[Entries from a dataset of interfaces]

________

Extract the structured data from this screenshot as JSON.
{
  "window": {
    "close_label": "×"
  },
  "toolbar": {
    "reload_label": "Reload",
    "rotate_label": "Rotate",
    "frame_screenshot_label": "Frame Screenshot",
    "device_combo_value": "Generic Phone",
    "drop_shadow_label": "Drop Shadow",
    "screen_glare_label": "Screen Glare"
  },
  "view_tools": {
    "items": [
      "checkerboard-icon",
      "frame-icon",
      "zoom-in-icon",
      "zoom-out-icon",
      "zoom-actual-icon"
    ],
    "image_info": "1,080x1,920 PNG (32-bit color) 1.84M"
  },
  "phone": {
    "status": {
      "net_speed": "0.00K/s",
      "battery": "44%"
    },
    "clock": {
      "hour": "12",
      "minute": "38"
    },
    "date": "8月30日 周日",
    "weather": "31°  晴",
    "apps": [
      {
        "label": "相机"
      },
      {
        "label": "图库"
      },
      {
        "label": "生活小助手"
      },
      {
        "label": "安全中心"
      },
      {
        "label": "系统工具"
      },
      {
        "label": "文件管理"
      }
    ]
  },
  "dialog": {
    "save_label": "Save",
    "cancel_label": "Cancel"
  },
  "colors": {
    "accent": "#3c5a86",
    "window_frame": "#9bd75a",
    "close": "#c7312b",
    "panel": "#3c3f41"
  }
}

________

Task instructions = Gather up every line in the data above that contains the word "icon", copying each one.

Solution for this exercise =
      "checkerboard-icon",
      "frame-icon",
      "zoom-in-icon",
      "zoom-out-icon",
      "zoom-actual-icon"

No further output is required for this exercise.